Ric Flair has said some of his best work with Ricky Steamboat was never recorded; well, there is one of those gems on this DVD release. I know you want to go buy this DVD right now, but stay with me for a few more lines.
Because of WCW, we all have some sort of knowledge of Mid-Atlantic taking over the NWA banner and then battling WWE under its new name of WCW. What is the most interesting in this interview is all that period before Jim Crockett Jr. took over his father’s passing — what some will call the golden age of the territory. Jim Crockett Sr. had the reputation of being one of the best promoters in the country, like a Don Owen and a Vince McMahon Sr. Dillon, who actually worked for him, has nothing but good things to say about Crockett Sr. There is no telling how different things would have been if he had not died in 1973.

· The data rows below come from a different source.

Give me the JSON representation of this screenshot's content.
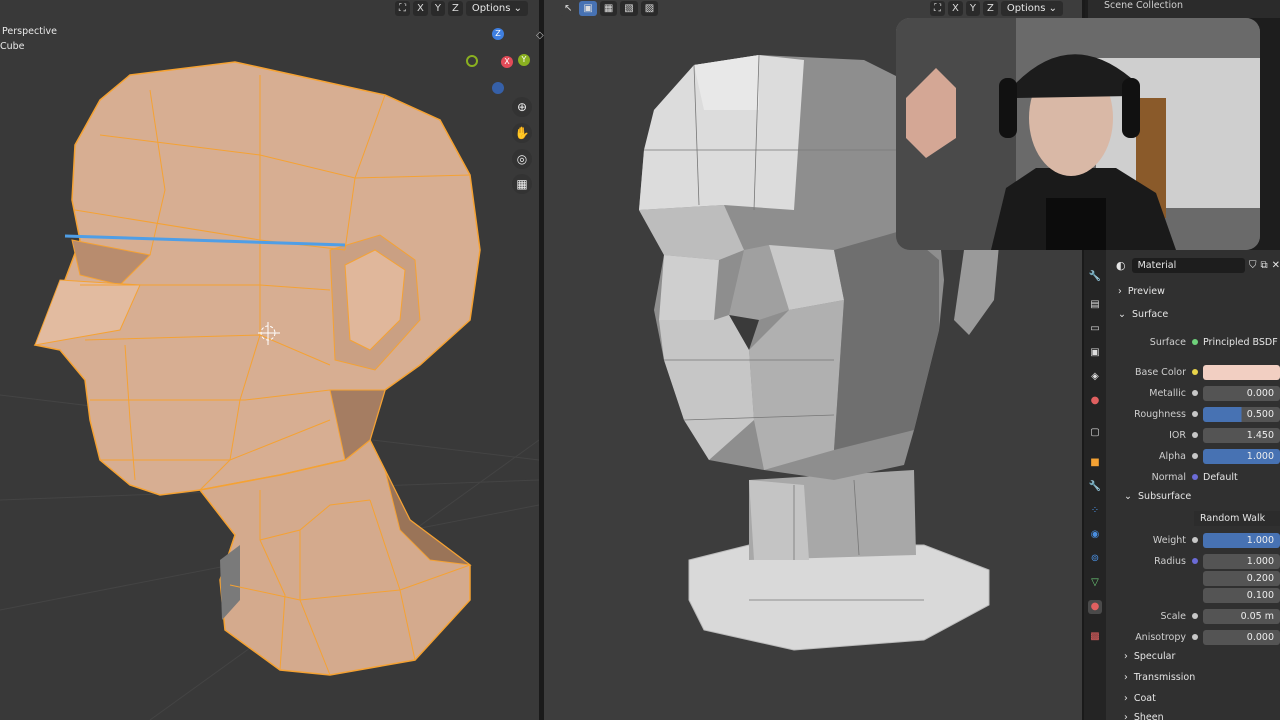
{
  "left_viewport": {
    "header": {
      "axis_x": "X",
      "axis_y": "Y",
      "axis_z": "Z",
      "options_label": "Options"
    },
    "overlay_view": "Perspective",
    "overlay_object": "Cube",
    "gizmo": {
      "z": "Z",
      "x": "X",
      "y": "Y"
    }
  },
  "right_viewport": {
    "header": {
      "axis_x": "X",
      "axis_y": "Y",
      "axis_z": "Z",
      "options_label": "Options"
    }
  },
  "outliner": {
    "title": "Scene Collection"
  },
  "properties": {
    "material_name": "Material",
    "preview_label": "Preview",
    "surface_label": "Surface",
    "rows": [
      {
        "label": "Surface",
        "value": "Principled BSDF"
      },
      {
        "label": "Base Color",
        "value": ""
      },
      {
        "label": "Metallic",
        "value": "0.000"
      },
      {
        "label": "Roughness",
        "value": "0.500"
      },
      {
        "label": "IOR",
        "value": "1.450"
      },
      {
        "label": "Alpha",
        "value": "1.000"
      },
      {
        "label": "Normal",
        "value": "Default"
      }
    ],
    "subsurface_label": "Subsurface",
    "subsurface_method": "Random Walk",
    "sub_rows": [
      {
        "label": "Weight",
        "value": "1.000"
      },
      {
        "label": "Radius",
        "value": "1.000"
      },
      {
        "label": "",
        "value": "0.200"
      },
      {
        "label": "",
        "value": "0.100"
      },
      {
        "label": "Scale",
        "value": "0.05 m"
      },
      {
        "label": "Anisotropy",
        "value": "0.000"
      }
    ],
    "collapsed": [
      "Specular",
      "Transmission",
      "Coat",
      "Sheen"
    ]
  },
  "colors": {
    "selection": "#f5a233",
    "mesh_fill": "#d8ae92",
    "base_color": "#f2cfc2",
    "active_field": "#4772b3"
  }
}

If some of the matches are the highlights of this DVD, at times there is too much of a good thing. Maybe a commentary track on those recorded by Cornette and Dillon would have made everything a little bit more lively.
Some of the most interesting aspects of their conversation are the explanation on how the territory went from being built around tag team to be built around single stars. Who better than Jim Cornette and J.J. Dillon to tell us that story.

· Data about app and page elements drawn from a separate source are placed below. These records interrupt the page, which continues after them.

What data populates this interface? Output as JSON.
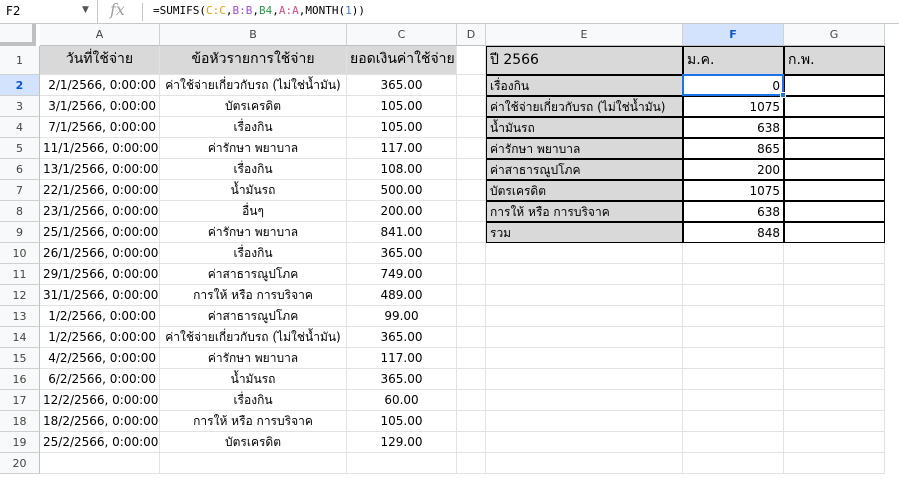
{
  "formula_bar": {
    "cell_ref": "F2",
    "formula_prefix": "=SUMIFS(",
    "arg1": "C:C",
    "arg2": "B:B",
    "arg3": "B4",
    "arg4": "A:A",
    "arg5_fn": "MONTH(",
    "arg5_inner": "1",
    "formula_suffix": "))",
    "fx_label": "fx"
  },
  "columns": [
    "A",
    "B",
    "C",
    "D",
    "E",
    "F",
    "G"
  ],
  "selected_column": "F",
  "selected_row": "2",
  "rows": [
    "1",
    "2",
    "3",
    "4",
    "5",
    "6",
    "7",
    "8",
    "9",
    "10",
    "11",
    "12",
    "13",
    "14",
    "15",
    "16",
    "17",
    "18",
    "19",
    "20"
  ],
  "headers": {
    "A": "วันที่ใช้จ่าย",
    "B": "ข้อหัวรายการใช้จ่าย",
    "C": "ยอดเงินค่าใช้จ่าย",
    "E": "ปี 2566",
    "F": "ม.ค.",
    "G": "ก.พ."
  },
  "expenses": [
    {
      "date": "2/1/2566, 0:00:00",
      "item": "ค่าใช้จ่ายเกี่ยวกับรถ (ไม่ใช่น้ำมัน)",
      "amount": "365.00"
    },
    {
      "date": "3/1/2566, 0:00:00",
      "item": "บัตรเครดิต",
      "amount": "105.00"
    },
    {
      "date": "7/1/2566, 0:00:00",
      "item": "เรื่องกิน",
      "amount": "105.00"
    },
    {
      "date": "11/1/2566, 0:00:00",
      "item": "ค่ารักษา พยาบาล",
      "amount": "117.00"
    },
    {
      "date": "13/1/2566, 0:00:00",
      "item": "เรื่องกิน",
      "amount": "108.00"
    },
    {
      "date": "22/1/2566, 0:00:00",
      "item": "น้ำมันรถ",
      "amount": "500.00"
    },
    {
      "date": "23/1/2566, 0:00:00",
      "item": "อื่นๆ",
      "amount": "200.00"
    },
    {
      "date": "25/1/2566, 0:00:00",
      "item": "ค่ารักษา พยาบาล",
      "amount": "841.00"
    },
    {
      "date": "26/1/2566, 0:00:00",
      "item": "เรื่องกิน",
      "amount": "365.00"
    },
    {
      "date": "29/1/2566, 0:00:00",
      "item": "ค่าสาธารณูปโภค",
      "amount": "749.00"
    },
    {
      "date": "31/1/2566, 0:00:00",
      "item": "การให้ หรือ การบริจาค",
      "amount": "489.00"
    },
    {
      "date": "1/2/2566, 0:00:00",
      "item": "ค่าสาธารณูปโภค",
      "amount": "99.00"
    },
    {
      "date": "1/2/2566, 0:00:00",
      "item": "ค่าใช้จ่ายเกี่ยวกับรถ (ไม่ใช่น้ำมัน)",
      "amount": "365.00"
    },
    {
      "date": "4/2/2566, 0:00:00",
      "item": "ค่ารักษา พยาบาล",
      "amount": "117.00"
    },
    {
      "date": "6/2/2566, 0:00:00",
      "item": "น้ำมันรถ",
      "amount": "365.00"
    },
    {
      "date": "12/2/2566, 0:00:00",
      "item": "เรื่องกิน",
      "amount": "60.00"
    },
    {
      "date": "18/2/2566, 0:00:00",
      "item": "การให้ หรือ การบริจาค",
      "amount": "105.00"
    },
    {
      "date": "25/2/2566, 0:00:00",
      "item": "บัตรเครดิต",
      "amount": "129.00"
    }
  ],
  "summary": [
    {
      "category": "เรื่องกิน",
      "jan": "0",
      "feb": ""
    },
    {
      "category": "ค่าใช้จ่ายเกี่ยวกับรถ (ไม่ใช่น้ำมัน)",
      "jan": "1075",
      "feb": ""
    },
    {
      "category": "น้ำมันรถ",
      "jan": "638",
      "feb": ""
    },
    {
      "category": "ค่ารักษา พยาบาล",
      "jan": "865",
      "feb": ""
    },
    {
      "category": "ค่าสาธารณูปโภค",
      "jan": "200",
      "feb": ""
    },
    {
      "category": "บัตรเครดิต",
      "jan": "1075",
      "feb": ""
    },
    {
      "category": "การให้ หรือ การบริจาค",
      "jan": "638",
      "feb": ""
    },
    {
      "category": "รวม",
      "jan": "848",
      "feb": ""
    }
  ]
}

Among the other interesting wrestling footage, there is early footage of Gordon Solie and incredibly rare footage of Gene and Ole Anderson tearing it down as headliners. If you ever heard of the wars between Wahoo McDaniel and Johnny Valentine, well there is one match on that DVD!
I found that whole period fascinating as George Scott took over and started to pick up talent that would become headliners for years to come. Cornette and Dillon explained the philosophy: “If you give fans great talent that tear the house down, people will come.” When you rebuild like that, you do need patience that things will turn around. “Things will go bad, before they go right.”
Mid-Atlantic did rebound, it is a lesson for today’s product, I believe.
If you like history a little closer to today, the analysis of the national expansion under the NWA banner is also very interesting. I don’t think I ever heard put it quite that nicely before.
“The office of Mid-Atlantic wrestling didn’t expand with the rest of the business. They had the same team running that million-dollar company across the country that had been running the family business running shows in only three states.”
If that type of mistake could have been avoided, it is conceivable according to Dillon and Crockett that Mid-Atlantic could have fought with the WWE toe to toe. Even if the Monday Night War was a dangerous period for WWE they both feel that the Crockett promotions before 1988 was the one era where Vince could have actually lost to a competitor.
But as history showed us even if WCW saviour/owner Ted Turner and his people said that the only thing that would not change was the wrestling operations, it was the first thing they put their nose in before the ink on the contract was even dry.
While Monday Night Raw is getting close, remember that WCW Saturday night was 28 years in the same time slot. People at legends convention still talk about this show. Those legends shows draws better in the core of the territory than current wrestling.
As Cornette says: “It will never be like that again. There will never be another Mid-Atlantic Championship Wrestling, the Camelot of professional wrestling.”
I can’t recommend this DVD enough, and it might just been the most interesting thing I have reviewed for SLAM! Wrestling yet. Also, just like for a good Marvel movie, stay until the credits have rolled out for a small surprise.